The reason why I enjoyed and like Kahaani is because the film is primarily a return to clean storytelling. It doesn't deviate from the story too much into unnecessary subplots thankfully avoiding "item numbers" and other such atrocities that have become a common part of Indian films.
Kahaani is the story of a pregnant woman played by Vidya Balan visiting Kolkata on her own in search of her missing husband, who, and this is where the story forms its basis, is also being hunted by the Indian government and police for being a terrorist involved in a bombing. The story, which does have a few loop-holes, works well as a detective piece and having a pregnant woman, gives it an unconventional primary character. Vidya Balan plays the role so convincingly that there were reports around the time of the release of the film that she might actually have been pregnant during the shoot. The reports turned out to be false.

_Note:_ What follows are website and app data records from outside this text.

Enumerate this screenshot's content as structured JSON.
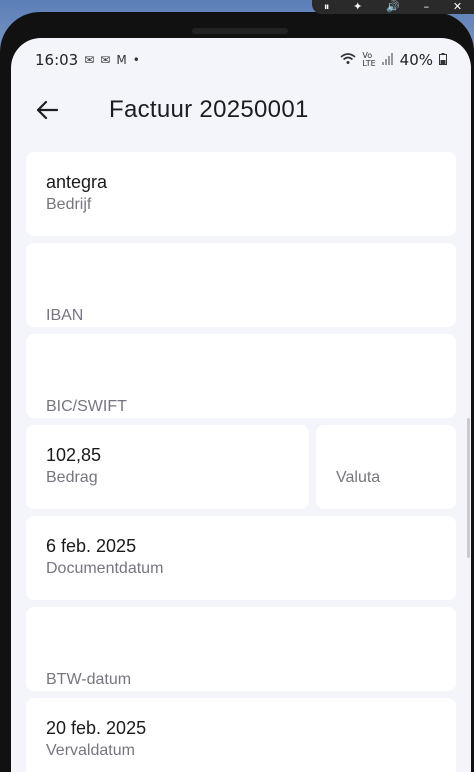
{
  "statusbar": {
    "time": "16:03",
    "notification_icons": [
      "mail-icon",
      "mail-icon",
      "gmail-icon",
      "dot-icon"
    ],
    "battery": "40%"
  },
  "appbar": {
    "title": "Factuur 20250001"
  },
  "fields": {
    "company": {
      "value": "antegra",
      "label": "Bedrijf"
    },
    "iban": {
      "value": "",
      "label": "IBAN"
    },
    "bic": {
      "value": "",
      "label": "BIC/SWIFT"
    },
    "amount": {
      "value": "102,85",
      "label": "Bedrag"
    },
    "currency": {
      "value": "",
      "label": "Valuta"
    },
    "document_date": {
      "value": "6 feb. 2025",
      "label": "Documentdatum"
    },
    "vat_date": {
      "value": "",
      "label": "BTW-datum"
    },
    "due_date": {
      "value": "20 feb. 2025",
      "label": "Vervaldatum"
    }
  }
}
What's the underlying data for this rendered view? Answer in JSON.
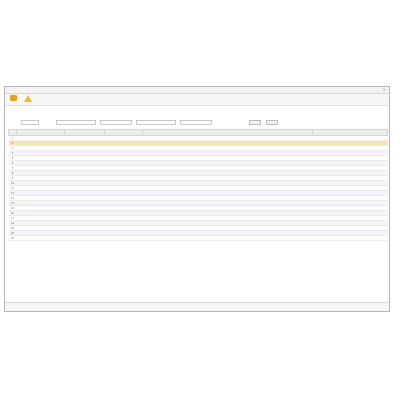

The weakest aspect of the entire film is the opening sequence. What this sequence does is implant doubts in the minds of the audience about the story that follows and that in turn takes away from the deductions happening in the film. Nevertheless, the supporting characters played by Parambrata Chatterjee, Nawazuddin Siddiqui, Ritabrata Mukherjee, and Saswata Chatterjee are so good and so into their respective roles that its hard not to enjoy their characters perform and add their own dimension to the storyline.
The director Sujoy Ghosh makes the most of the vibrant city that is Kolkata making events like the Durga Puja intrinsic to the story and in fact goes to the extent of even making the music by Vihal-Shekar relate to the region.
Kahaani is simplistic storytelling at its best. Staying away from the run-of-the-mill commercial aspects of Indian cinema it manages to attract the thinking audience into enjoying the film all the while demonstrating the wide variety of talent available to Indian cinema in the form of actors, locations, and filmmakers.